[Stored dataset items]
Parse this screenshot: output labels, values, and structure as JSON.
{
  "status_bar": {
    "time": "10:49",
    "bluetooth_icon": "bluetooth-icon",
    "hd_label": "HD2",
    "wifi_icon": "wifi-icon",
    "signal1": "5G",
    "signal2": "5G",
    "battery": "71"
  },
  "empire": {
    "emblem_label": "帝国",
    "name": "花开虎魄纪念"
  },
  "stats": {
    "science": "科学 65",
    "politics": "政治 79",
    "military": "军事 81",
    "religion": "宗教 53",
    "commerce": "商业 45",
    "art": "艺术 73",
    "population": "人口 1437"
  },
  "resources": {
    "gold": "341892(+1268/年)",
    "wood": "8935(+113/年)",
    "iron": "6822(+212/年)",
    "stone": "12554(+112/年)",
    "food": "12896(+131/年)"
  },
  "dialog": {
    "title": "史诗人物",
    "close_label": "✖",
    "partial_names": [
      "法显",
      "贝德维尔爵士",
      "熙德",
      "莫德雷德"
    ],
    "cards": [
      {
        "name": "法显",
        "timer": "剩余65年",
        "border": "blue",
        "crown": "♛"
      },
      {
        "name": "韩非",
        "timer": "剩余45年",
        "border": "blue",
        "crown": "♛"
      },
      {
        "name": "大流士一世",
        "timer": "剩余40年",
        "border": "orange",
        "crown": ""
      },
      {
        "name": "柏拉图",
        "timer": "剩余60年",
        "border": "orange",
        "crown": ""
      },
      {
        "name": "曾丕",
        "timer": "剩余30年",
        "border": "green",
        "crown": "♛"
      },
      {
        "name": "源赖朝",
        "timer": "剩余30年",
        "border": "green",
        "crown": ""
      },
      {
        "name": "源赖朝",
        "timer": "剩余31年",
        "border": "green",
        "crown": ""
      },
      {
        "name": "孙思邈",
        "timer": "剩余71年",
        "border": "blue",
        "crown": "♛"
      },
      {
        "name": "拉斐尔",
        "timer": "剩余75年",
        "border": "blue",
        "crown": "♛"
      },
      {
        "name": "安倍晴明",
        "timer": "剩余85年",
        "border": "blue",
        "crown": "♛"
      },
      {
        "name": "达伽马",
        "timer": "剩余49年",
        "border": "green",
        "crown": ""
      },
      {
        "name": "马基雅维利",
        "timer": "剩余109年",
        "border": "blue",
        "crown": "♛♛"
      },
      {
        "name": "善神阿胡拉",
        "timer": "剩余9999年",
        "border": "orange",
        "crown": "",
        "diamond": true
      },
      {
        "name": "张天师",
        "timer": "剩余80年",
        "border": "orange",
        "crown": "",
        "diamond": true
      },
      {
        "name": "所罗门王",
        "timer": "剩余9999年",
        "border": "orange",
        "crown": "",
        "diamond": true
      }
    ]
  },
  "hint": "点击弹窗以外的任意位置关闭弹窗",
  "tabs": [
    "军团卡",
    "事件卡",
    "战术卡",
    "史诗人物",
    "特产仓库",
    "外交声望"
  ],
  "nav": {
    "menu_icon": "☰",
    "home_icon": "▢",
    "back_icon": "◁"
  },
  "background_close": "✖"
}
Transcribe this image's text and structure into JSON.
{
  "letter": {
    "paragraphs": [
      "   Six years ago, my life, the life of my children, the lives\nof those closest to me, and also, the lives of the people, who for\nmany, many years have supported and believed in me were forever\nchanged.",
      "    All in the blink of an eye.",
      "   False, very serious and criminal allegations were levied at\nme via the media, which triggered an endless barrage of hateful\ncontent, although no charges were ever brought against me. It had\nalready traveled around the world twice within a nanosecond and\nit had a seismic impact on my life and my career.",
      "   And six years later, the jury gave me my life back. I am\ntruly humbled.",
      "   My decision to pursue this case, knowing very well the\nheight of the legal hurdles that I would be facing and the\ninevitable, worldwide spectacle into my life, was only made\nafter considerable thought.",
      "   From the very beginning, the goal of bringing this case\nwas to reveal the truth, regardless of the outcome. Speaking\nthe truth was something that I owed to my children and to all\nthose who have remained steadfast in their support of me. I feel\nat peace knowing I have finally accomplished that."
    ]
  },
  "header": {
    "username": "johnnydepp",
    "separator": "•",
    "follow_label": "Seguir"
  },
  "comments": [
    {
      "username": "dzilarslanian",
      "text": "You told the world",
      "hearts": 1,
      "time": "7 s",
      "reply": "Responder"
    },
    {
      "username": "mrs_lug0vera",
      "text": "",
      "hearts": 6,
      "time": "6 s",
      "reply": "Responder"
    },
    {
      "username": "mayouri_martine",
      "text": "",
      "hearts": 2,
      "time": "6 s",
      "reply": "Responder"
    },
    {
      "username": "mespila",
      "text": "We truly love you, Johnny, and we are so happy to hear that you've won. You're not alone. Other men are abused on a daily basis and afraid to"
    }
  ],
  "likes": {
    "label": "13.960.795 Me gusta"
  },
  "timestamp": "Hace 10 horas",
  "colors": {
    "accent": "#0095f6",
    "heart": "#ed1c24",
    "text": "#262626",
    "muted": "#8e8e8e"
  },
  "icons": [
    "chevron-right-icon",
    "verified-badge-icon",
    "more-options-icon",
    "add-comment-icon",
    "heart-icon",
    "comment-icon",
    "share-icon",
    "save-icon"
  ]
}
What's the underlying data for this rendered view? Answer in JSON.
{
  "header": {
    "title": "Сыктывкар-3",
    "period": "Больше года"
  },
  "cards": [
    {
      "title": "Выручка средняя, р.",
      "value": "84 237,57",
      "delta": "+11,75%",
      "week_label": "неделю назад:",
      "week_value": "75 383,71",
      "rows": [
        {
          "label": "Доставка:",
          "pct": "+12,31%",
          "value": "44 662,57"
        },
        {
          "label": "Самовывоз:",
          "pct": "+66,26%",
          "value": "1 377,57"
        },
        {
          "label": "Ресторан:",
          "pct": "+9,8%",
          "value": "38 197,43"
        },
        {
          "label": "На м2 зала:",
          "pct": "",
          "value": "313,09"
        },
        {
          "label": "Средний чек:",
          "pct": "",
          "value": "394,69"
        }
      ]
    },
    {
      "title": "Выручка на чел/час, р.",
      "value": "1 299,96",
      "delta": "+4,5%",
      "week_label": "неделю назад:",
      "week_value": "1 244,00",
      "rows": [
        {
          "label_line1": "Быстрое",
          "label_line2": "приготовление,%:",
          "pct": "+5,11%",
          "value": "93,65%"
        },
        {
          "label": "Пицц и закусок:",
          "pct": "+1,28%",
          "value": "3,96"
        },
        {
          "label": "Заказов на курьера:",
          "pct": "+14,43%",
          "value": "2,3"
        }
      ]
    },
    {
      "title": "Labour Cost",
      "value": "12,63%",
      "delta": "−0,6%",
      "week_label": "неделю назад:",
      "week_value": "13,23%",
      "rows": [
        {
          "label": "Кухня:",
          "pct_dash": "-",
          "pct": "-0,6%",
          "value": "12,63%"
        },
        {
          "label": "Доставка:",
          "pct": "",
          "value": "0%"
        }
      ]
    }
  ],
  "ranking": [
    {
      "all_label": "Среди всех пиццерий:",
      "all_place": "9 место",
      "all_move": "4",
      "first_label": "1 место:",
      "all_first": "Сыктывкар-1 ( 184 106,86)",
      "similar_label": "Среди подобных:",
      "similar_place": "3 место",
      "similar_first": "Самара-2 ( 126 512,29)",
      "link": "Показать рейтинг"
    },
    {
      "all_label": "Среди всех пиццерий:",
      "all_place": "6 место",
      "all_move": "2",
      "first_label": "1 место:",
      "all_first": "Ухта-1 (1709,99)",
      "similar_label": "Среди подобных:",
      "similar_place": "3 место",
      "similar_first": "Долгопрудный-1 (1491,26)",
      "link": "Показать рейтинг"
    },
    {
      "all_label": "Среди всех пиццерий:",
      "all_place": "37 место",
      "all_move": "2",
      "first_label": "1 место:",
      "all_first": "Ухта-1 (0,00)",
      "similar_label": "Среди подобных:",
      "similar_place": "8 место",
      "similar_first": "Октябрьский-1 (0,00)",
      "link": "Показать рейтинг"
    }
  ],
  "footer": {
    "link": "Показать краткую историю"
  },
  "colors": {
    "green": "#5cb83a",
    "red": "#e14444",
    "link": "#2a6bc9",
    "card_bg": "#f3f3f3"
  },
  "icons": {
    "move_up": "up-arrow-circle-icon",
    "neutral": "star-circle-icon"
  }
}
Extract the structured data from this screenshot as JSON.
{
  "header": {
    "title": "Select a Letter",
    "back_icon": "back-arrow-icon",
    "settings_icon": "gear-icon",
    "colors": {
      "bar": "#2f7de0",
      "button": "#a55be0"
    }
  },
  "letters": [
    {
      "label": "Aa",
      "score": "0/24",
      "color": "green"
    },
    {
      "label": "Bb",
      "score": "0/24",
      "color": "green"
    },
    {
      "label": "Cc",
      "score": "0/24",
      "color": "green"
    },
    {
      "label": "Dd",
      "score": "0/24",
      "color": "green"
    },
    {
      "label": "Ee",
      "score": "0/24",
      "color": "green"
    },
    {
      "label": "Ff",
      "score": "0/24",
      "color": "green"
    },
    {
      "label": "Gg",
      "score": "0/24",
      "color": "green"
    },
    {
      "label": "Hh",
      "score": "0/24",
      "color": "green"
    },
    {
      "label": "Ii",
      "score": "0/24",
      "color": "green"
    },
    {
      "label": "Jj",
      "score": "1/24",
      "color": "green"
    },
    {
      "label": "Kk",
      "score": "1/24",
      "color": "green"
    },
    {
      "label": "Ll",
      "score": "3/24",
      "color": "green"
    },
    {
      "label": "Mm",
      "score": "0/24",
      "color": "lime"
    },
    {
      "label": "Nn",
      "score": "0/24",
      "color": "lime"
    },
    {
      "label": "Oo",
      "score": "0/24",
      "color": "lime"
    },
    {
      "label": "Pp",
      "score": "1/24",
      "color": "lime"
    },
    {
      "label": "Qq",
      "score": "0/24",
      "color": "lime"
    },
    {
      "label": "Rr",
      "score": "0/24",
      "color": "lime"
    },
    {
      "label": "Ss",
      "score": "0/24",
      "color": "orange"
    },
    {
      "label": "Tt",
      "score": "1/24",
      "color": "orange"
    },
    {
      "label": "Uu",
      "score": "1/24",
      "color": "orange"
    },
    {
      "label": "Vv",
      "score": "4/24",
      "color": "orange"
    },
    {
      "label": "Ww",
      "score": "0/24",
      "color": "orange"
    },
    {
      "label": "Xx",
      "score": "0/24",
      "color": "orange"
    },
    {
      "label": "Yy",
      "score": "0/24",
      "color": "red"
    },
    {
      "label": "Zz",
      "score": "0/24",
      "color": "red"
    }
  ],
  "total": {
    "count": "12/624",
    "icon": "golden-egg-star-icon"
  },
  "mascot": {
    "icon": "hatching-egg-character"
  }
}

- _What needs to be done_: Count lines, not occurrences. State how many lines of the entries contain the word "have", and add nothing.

- _Solution to this exercise_: 2